» PROBLEM STATEMENT:
Set down the data below once more, precisely as it reads.
─── LISTED RECORDS
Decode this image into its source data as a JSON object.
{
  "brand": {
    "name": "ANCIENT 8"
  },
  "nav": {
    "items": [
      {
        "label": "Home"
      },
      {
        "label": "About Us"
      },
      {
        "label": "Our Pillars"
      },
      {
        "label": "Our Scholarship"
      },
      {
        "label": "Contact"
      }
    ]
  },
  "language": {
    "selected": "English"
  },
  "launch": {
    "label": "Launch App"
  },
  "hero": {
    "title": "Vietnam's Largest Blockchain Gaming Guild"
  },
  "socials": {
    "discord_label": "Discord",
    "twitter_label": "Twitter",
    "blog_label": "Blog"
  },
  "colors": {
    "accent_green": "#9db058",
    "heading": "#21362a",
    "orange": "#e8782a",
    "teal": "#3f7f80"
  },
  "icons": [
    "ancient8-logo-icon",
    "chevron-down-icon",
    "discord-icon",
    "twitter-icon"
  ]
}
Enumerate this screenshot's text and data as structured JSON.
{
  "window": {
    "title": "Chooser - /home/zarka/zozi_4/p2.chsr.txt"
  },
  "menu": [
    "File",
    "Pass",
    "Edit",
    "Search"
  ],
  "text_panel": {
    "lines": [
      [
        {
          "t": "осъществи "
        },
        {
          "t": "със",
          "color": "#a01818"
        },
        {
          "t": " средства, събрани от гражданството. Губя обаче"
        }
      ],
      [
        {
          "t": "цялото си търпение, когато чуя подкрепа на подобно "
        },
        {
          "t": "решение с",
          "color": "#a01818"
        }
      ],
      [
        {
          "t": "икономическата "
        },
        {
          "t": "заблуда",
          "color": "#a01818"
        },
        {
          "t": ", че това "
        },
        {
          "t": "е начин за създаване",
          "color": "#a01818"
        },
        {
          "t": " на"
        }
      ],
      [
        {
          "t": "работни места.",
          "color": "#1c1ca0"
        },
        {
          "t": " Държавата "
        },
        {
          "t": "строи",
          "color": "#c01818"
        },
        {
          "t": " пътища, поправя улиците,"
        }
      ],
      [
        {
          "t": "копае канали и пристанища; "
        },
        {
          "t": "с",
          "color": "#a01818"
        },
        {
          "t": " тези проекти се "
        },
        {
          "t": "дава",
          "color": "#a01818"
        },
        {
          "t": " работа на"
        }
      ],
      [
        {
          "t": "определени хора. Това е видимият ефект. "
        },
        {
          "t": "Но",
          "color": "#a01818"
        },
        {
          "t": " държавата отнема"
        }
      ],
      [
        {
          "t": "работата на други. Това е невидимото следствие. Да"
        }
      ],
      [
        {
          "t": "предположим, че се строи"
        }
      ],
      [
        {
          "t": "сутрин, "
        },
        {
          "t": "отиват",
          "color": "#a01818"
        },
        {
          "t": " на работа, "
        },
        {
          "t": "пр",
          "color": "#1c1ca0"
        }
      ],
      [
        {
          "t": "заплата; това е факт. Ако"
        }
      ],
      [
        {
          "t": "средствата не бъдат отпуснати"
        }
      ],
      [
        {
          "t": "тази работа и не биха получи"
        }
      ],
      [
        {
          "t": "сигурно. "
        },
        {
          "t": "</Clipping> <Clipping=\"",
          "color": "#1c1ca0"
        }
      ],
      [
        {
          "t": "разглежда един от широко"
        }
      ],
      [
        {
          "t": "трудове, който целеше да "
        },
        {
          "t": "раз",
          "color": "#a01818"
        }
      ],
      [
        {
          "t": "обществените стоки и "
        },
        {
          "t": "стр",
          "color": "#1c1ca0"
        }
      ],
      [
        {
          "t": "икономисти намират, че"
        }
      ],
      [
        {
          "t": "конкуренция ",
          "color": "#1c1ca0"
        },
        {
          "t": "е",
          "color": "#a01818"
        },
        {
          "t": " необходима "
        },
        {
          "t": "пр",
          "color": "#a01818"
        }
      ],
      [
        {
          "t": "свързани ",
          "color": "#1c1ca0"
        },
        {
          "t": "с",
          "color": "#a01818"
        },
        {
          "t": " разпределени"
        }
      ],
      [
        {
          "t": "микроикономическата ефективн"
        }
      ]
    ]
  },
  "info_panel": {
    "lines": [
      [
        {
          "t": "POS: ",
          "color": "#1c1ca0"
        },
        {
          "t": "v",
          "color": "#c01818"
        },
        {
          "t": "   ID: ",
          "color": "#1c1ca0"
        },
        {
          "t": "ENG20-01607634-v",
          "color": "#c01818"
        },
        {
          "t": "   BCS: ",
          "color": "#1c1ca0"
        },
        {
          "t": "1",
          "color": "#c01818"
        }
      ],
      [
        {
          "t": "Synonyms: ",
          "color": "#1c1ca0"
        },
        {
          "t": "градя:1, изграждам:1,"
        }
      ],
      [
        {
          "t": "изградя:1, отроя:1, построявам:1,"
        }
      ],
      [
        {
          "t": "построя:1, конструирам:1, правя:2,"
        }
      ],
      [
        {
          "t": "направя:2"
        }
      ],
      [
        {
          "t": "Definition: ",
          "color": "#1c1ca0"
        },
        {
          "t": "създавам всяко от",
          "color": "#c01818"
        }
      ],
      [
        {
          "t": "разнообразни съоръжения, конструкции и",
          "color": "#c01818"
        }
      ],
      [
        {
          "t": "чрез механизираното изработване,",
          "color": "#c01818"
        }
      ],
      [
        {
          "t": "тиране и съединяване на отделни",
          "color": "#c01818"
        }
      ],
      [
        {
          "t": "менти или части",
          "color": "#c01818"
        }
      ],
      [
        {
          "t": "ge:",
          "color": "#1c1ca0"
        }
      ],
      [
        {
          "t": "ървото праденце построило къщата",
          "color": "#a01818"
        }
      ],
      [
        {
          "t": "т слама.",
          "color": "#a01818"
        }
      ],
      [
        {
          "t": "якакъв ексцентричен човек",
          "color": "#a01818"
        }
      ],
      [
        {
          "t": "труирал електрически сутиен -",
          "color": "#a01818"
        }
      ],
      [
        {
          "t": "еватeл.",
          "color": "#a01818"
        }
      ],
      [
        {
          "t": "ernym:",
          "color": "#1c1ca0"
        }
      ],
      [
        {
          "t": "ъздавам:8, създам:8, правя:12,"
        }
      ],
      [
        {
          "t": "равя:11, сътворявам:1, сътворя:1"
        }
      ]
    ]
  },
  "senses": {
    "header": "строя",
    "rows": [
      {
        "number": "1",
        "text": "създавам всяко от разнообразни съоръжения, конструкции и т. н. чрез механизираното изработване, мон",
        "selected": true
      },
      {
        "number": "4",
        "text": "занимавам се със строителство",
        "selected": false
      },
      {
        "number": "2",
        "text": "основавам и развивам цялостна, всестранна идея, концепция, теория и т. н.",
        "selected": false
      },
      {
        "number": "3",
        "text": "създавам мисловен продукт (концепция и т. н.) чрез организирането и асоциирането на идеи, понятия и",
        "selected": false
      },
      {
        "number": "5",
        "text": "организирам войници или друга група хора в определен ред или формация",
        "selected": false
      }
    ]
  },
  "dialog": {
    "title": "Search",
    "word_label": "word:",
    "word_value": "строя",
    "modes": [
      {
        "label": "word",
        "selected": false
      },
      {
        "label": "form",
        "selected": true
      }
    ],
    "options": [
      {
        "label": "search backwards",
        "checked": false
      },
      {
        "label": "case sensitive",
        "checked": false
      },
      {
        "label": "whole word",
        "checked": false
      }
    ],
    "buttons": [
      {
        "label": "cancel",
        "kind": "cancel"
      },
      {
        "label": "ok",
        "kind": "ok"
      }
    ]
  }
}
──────
» RESPONSE TO THE TASK:
Decode this image into its source data as a JSON object.
{
  "brand": {
    "name": "ANCIENT 8"
  },
  "nav": {
    "items": [
      {
        "label": "Home"
      },
      {
        "label": "About Us"
      },
      {
        "label": "Our Pillars"
      },
      {
        "label": "Our Scholarship"
      },
      {
        "label": "Contact"
      }
    ]
  },
  "language": {
    "selected": "English"
  },
  "launch": {
    "label": "Launch App"
  },
  "hero": {
    "title": "Vietnam's Largest Blockchain Gaming Guild"
  },
  "socials": {
    "discord_label": "Discord",
    "twitter_label": "Twitter",
    "blog_label": "Blog"
  },
  "colors": {
    "accent_green": "#9db058",
    "heading": "#21362a",
    "orange": "#e8782a",
    "teal": "#3f7f80"
  },
  "icons": [
    "ancient8-logo-icon",
    "chevron-down-icon",
    "discord-icon",
    "twitter-icon"
  ]
}
Enumerate this screenshot's text and data as structured JSON.
{
  "window": {
    "title": "Chooser - /home/zarka/zozi_4/p2.chsr.txt"
  },
  "menu": [
    "File",
    "Pass",
    "Edit",
    "Search"
  ],
  "text_panel": {
    "lines": [
      [
        {
          "t": "осъществи "
        },
        {
          "t": "със",
          "color": "#a01818"
        },
        {
          "t": " средства, събрани от гражданството. Губя обаче"
        }
      ],
      [
        {
          "t": "цялото си търпение, когато чуя подкрепа на подобно "
        },
        {
          "t": "решение с",
          "color": "#a01818"
        }
      ],
      [
        {
          "t": "икономическата "
        },
        {
          "t": "заблуда",
          "color": "#a01818"
        },
        {
          "t": ", че това "
        },
        {
          "t": "е начин за създаване",
          "color": "#a01818"
        },
        {
          "t": " на"
        }
      ],
      [
        {
          "t": "работни места.",
          "color": "#1c1ca0"
        },
        {
          "t": " Държавата "
        },
        {
          "t": "строи",
          "color": "#c01818"
        },
        {
          "t": " пътища, поправя улиците,"
        }
      ],
      [
        {
          "t": "копае канали и пристанища; "
        },
        {
          "t": "с",
          "color": "#a01818"
        },
        {
          "t": " тези проекти се "
        },
        {
          "t": "дава",
          "color": "#a01818"
        },
        {
          "t": " работа на"
        }
      ],
      [
        {
          "t": "определени хора. Това е видимият ефект. "
        },
        {
          "t": "Но",
          "color": "#a01818"
        },
        {
          "t": " държавата отнема"
        }
      ],
      [
        {
          "t": "работата на други. Това е невидимото следствие. Да"
        }
      ],
      [
        {
          "t": "предположим, че се строи"
        }
      ],
      [
        {
          "t": "сутрин, "
        },
        {
          "t": "отиват",
          "color": "#a01818"
        },
        {
          "t": " на работа, "
        },
        {
          "t": "пр",
          "color": "#1c1ca0"
        }
      ],
      [
        {
          "t": "заплата; това е факт. Ако"
        }
      ],
      [
        {
          "t": "средствата не бъдат отпуснати"
        }
      ],
      [
        {
          "t": "тази работа и не биха получи"
        }
      ],
      [
        {
          "t": "сигурно. "
        },
        {
          "t": "</Clipping> <Clipping=\"",
          "color": "#1c1ca0"
        }
      ],
      [
        {
          "t": "разглежда един от широко"
        }
      ],
      [
        {
          "t": "трудове, който целеше да "
        },
        {
          "t": "раз",
          "color": "#a01818"
        }
      ],
      [
        {
          "t": "обществените стоки и "
        },
        {
          "t": "стр",
          "color": "#1c1ca0"
        }
      ],
      [
        {
          "t": "икономисти намират, че"
        }
      ],
      [
        {
          "t": "конкуренция ",
          "color": "#1c1ca0"
        },
        {
          "t": "е",
          "color": "#a01818"
        },
        {
          "t": " необходима "
        },
        {
          "t": "пр",
          "color": "#a01818"
        }
      ],
      [
        {
          "t": "свързани ",
          "color": "#1c1ca0"
        },
        {
          "t": "с",
          "color": "#a01818"
        },
        {
          "t": " разпределени"
        }
      ],
      [
        {
          "t": "микроикономическата ефективн"
        }
      ]
    ]
  },
  "info_panel": {
    "lines": [
      [
        {
          "t": "POS: ",
          "color": "#1c1ca0"
        },
        {
          "t": "v",
          "color": "#c01818"
        },
        {
          "t": "   ID: ",
          "color": "#1c1ca0"
        },
        {
          "t": "ENG20-01607634-v",
          "color": "#c01818"
        },
        {
          "t": "   BCS: ",
          "color": "#1c1ca0"
        },
        {
          "t": "1",
          "color": "#c01818"
        }
      ],
      [
        {
          "t": "Synonyms: ",
          "color": "#1c1ca0"
        },
        {
          "t": "градя:1, изграждам:1,"
        }
      ],
      [
        {
          "t": "изградя:1, отроя:1, построявам:1,"
        }
      ],
      [
        {
          "t": "построя:1, конструирам:1, правя:2,"
        }
      ],
      [
        {
          "t": "направя:2"
        }
      ],
      [
        {
          "t": "Definition: ",
          "color": "#1c1ca0"
        },
        {
          "t": "създавам всяко от",
          "color": "#c01818"
        }
      ],
      [
        {
          "t": "разнообразни съоръжения, конструкции и",
          "color": "#c01818"
        }
      ],
      [
        {
          "t": "чрез механизираното изработване,",
          "color": "#c01818"
        }
      ],
      [
        {
          "t": "тиране и съединяване на отделни",
          "color": "#c01818"
        }
      ],
      [
        {
          "t": "менти или части",
          "color": "#c01818"
        }
      ],
      [
        {
          "t": "ge:",
          "color": "#1c1ca0"
        }
      ],
      [
        {
          "t": "ървото праденце построило къщата",
          "color": "#a01818"
        }
      ],
      [
        {
          "t": "т слама.",
          "color": "#a01818"
        }
      ],
      [
        {
          "t": "якакъв ексцентричен човек",
          "color": "#a01818"
        }
      ],
      [
        {
          "t": "труирал електрически сутиен -",
          "color": "#a01818"
        }
      ],
      [
        {
          "t": "еватeл.",
          "color": "#a01818"
        }
      ],
      [
        {
          "t": "ernym:",
          "color": "#1c1ca0"
        }
      ],
      [
        {
          "t": "ъздавам:8, създам:8, правя:12,"
        }
      ],
      [
        {
          "t": "равя:11, сътворявам:1, сътворя:1"
        }
      ]
    ]
  },
  "senses": {
    "header": "строя",
    "rows": [
      {
        "number": "1",
        "text": "създавам всяко от разнообразни съоръжения, конструкции и т. н. чрез механизираното изработване, мон",
        "selected": true
      },
      {
        "number": "4",
        "text": "занимавам се със строителство",
        "selected": false
      },
      {
        "number": "2",
        "text": "основавам и развивам цялостна, всестранна идея, концепция, теория и т. н.",
        "selected": false
      },
      {
        "number": "3",
        "text": "създавам мисловен продукт (концепция и т. н.) чрез организирането и асоциирането на идеи, понятия и",
        "selected": false
      },
      {
        "number": "5",
        "text": "организирам войници или друга група хора в определен ред или формация",
        "selected": false
      }
    ]
  },
  "dialog": {
    "title": "Search",
    "word_label": "word:",
    "word_value": "строя",
    "modes": [
      {
        "label": "word",
        "selected": false
      },
      {
        "label": "form",
        "selected": true
      }
    ],
    "options": [
      {
        "label": "search backwards",
        "checked": false
      },
      {
        "label": "case sensitive",
        "checked": false
      },
      {
        "label": "whole word",
        "checked": false
      }
    ],
    "buttons": [
      {
        "label": "cancel",
        "kind": "cancel"
      },
      {
        "label": "ok",
        "kind": "ok"
      }
    ]
  }
}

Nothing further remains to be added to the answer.